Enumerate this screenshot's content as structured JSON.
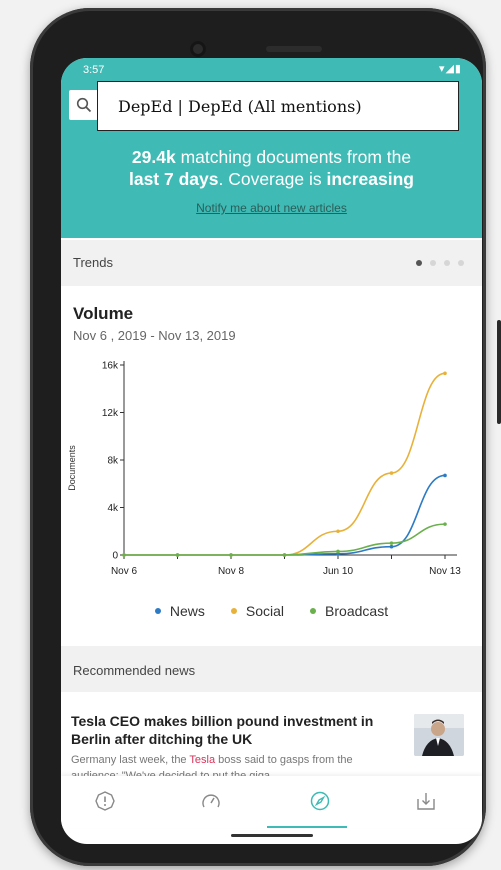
{
  "status": {
    "time": "3:57",
    "icons": "▾◢▮"
  },
  "search": {
    "query": "DepEd | DepEd (All mentions)"
  },
  "summary": {
    "count": "29.4k",
    "line1_rest": " matching documents from the",
    "period": "last 7 days",
    "line2_mid": ". Coverage is ",
    "trend": "increasing",
    "notify_link": "Notify me about new articles"
  },
  "trends": {
    "label": "Trends",
    "pages": 4,
    "active_page": 1
  },
  "volume": {
    "title": "Volume",
    "date_range": "Nov 6 , 2019 - Nov 13, 2019"
  },
  "chart_data": {
    "type": "line",
    "ylabel": "Documents",
    "ylim": [
      0,
      16000
    ],
    "y_ticks": [
      {
        "value": 0,
        "label": "0"
      },
      {
        "value": 4000,
        "label": "4k"
      },
      {
        "value": 8000,
        "label": "8k"
      },
      {
        "value": 12000,
        "label": "12k"
      },
      {
        "value": 16000,
        "label": "16k"
      }
    ],
    "x": [
      0,
      1,
      2,
      3,
      4,
      5,
      6
    ],
    "x_tick_labels": [
      {
        "x": 0,
        "label": "Nov 6"
      },
      {
        "x": 2,
        "label": "Nov 8"
      },
      {
        "x": 4,
        "label": "Jun 10"
      },
      {
        "x": 6,
        "label": "Nov 13"
      }
    ],
    "series": [
      {
        "name": "News",
        "color": "#2d7bc4",
        "values": [
          0,
          0,
          0,
          0,
          100,
          700,
          6700
        ]
      },
      {
        "name": "Social",
        "color": "#e8b13a",
        "values": [
          0,
          0,
          0,
          0,
          2000,
          6900,
          15300
        ]
      },
      {
        "name": "Broadcast",
        "color": "#6ab04c",
        "values": [
          0,
          0,
          0,
          0,
          300,
          1000,
          2600
        ]
      }
    ]
  },
  "recommended": {
    "label": "Recommended news",
    "article": {
      "title": "Tesla CEO makes billion pound investment in Berlin after ditching the UK",
      "snippet_before": "Germany last week, the ",
      "snippet_highlight": "Tesla",
      "snippet_after": " boss said to gasps from the audience: \"We've decided to put the giga"
    }
  },
  "nav": {
    "items": [
      {
        "icon": "alert-icon"
      },
      {
        "icon": "gauge-icon"
      },
      {
        "icon": "compass-icon",
        "active": true
      },
      {
        "icon": "download-icon"
      }
    ],
    "accent": "#3fbab5"
  }
}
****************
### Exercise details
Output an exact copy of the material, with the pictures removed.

### Expected answer
Enumerate this screenshot's content as structured JSON.
{
  "status": {
    "time": "3:57",
    "icons": "▾◢▮"
  },
  "search": {
    "query": "DepEd | DepEd (All mentions)"
  },
  "summary": {
    "count": "29.4k",
    "line1_rest": " matching documents from the",
    "period": "last 7 days",
    "line2_mid": ". Coverage is ",
    "trend": "increasing",
    "notify_link": "Notify me about new articles"
  },
  "trends": {
    "label": "Trends",
    "pages": 4,
    "active_page": 1
  },
  "volume": {
    "title": "Volume",
    "date_range": "Nov 6 , 2019 - Nov 13, 2019"
  },
  "chart_data": {
    "type": "line",
    "ylabel": "Documents",
    "ylim": [
      0,
      16000
    ],
    "y_ticks": [
      {
        "value": 0,
        "label": "0"
      },
      {
        "value": 4000,
        "label": "4k"
      },
      {
        "value": 8000,
        "label": "8k"
      },
      {
        "value": 12000,
        "label": "12k"
      },
      {
        "value": 16000,
        "label": "16k"
      }
    ],
    "x": [
      0,
      1,
      2,
      3,
      4,
      5,
      6
    ],
    "x_tick_labels": [
      {
        "x": 0,
        "label": "Nov 6"
      },
      {
        "x": 2,
        "label": "Nov 8"
      },
      {
        "x": 4,
        "label": "Jun 10"
      },
      {
        "x": 6,
        "label": "Nov 13"
      }
    ],
    "series": [
      {
        "name": "News",
        "color": "#2d7bc4",
        "values": [
          0,
          0,
          0,
          0,
          100,
          700,
          6700
        ]
      },
      {
        "name": "Social",
        "color": "#e8b13a",
        "values": [
          0,
          0,
          0,
          0,
          2000,
          6900,
          15300
        ]
      },
      {
        "name": "Broadcast",
        "color": "#6ab04c",
        "values": [
          0,
          0,
          0,
          0,
          300,
          1000,
          2600
        ]
      }
    ]
  },
  "recommended": {
    "label": "Recommended news",
    "article": {
      "title": "Tesla CEO makes billion pound investment in Berlin after ditching the UK",
      "snippet_before": "Germany last week, the ",
      "snippet_highlight": "Tesla",
      "snippet_after": " boss said to gasps from the audience: \"We've decided to put the giga"
    }
  },
  "nav": {
    "items": [
      {
        "icon": "alert-icon"
      },
      {
        "icon": "gauge-icon"
      },
      {
        "icon": "compass-icon",
        "active": true
      },
      {
        "icon": "download-icon"
      }
    ],
    "accent": "#3fbab5"
  }
}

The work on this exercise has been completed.